As a native alternative to the originally used white cedar, only spruce comes into consideration for the planking. Spruce wood is light, sufficiently flexible, resistant and always readily available. That is why I use it mostly as material for the inner coaming. Careful priming with natural oils during the construction process and regular, minor maintenance work afterwards guarantee a long durability.
Spruce formers hold their shape well when bent and make the hull firm and sufficiently elastic. Another suitable type of wood for the frames is ash. This wood is tough and strong. Due to its natural elasticity it bends slightly rounder, which changes the bottom of the hull to its basic shape. The hull becomes a little softer here, but equally strong.
All fittings, i.e. seat frames, decks, thwarts and the outer coaming are made of hardwood. Ash is recommended, but cherry wood could also be used here.
For the upholstery, pure cotton canvas is used, weighing about 350 g/m², a good compromise between durability and weight. The canvas is only stretched to maintain the outstanding characteristics of this construction method - wood and canvas can yield in the event of strong impacts and, if necessary, shift against each other without breaking or tearing.
For the treatment of wood in the interior I prefer a mixture of linseed oil and varnish oil based on natural oil. Here the wood is protected up to the depth by the oil and the surface is sealed. Thus the wood keeps its natural appearance.

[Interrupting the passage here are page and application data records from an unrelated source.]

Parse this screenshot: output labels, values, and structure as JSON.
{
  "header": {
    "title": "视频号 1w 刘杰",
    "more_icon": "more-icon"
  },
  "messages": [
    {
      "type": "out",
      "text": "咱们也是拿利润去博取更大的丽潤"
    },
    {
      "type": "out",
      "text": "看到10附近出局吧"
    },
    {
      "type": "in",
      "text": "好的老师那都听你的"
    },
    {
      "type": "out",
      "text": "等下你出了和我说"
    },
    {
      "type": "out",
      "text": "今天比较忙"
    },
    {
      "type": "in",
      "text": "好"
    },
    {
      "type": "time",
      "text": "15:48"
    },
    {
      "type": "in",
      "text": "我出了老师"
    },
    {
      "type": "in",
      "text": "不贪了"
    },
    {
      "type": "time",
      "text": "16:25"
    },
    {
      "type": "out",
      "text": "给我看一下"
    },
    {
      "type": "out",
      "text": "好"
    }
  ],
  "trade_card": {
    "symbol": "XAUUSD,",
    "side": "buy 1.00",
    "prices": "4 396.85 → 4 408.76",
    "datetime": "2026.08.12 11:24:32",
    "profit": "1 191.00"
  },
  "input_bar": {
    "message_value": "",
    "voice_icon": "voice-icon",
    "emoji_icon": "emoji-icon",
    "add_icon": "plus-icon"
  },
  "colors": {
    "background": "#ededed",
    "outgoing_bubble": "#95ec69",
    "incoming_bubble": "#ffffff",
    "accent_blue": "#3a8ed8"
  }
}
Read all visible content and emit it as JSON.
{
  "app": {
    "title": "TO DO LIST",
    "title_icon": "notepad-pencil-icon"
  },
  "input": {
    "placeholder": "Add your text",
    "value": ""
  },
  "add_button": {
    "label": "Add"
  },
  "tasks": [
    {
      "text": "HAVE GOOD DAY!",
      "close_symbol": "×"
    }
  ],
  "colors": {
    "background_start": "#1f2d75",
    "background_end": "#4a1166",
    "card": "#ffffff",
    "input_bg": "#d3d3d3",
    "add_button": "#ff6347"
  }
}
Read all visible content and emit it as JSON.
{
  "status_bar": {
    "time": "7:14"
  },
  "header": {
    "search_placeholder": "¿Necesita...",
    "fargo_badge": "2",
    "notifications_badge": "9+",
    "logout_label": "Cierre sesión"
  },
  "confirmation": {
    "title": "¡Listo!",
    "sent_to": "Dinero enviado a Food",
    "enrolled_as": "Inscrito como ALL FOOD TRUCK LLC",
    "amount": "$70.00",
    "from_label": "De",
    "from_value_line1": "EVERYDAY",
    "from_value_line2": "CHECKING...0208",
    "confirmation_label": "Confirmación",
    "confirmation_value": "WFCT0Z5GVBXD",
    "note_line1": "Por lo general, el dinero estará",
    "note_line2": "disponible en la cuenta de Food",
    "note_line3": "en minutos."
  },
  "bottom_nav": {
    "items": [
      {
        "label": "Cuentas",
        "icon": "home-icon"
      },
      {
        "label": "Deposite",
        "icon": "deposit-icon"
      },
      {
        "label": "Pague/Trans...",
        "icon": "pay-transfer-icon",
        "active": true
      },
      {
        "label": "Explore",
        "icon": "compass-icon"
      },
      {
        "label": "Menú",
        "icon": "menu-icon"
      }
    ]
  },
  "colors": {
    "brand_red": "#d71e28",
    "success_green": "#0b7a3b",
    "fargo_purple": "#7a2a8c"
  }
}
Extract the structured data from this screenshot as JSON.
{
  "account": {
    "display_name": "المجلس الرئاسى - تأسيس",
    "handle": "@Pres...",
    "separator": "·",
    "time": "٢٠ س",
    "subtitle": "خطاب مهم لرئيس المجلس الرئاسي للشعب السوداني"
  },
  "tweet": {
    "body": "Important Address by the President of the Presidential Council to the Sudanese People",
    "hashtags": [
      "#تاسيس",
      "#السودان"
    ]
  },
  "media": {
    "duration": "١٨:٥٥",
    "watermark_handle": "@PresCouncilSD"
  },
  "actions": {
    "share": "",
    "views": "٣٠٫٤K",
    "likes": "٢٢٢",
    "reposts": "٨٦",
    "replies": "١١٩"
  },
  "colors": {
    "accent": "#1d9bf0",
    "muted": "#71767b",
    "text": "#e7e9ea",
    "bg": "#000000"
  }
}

For the exterior paint coat natural oil paints or high-quality boat paints on synthetic resin basis are equally suitable. A shellac bottom in the underwater area is quite common and recommended for these boats, as it is more abrasion-resistant and can be easily renewed without much effort.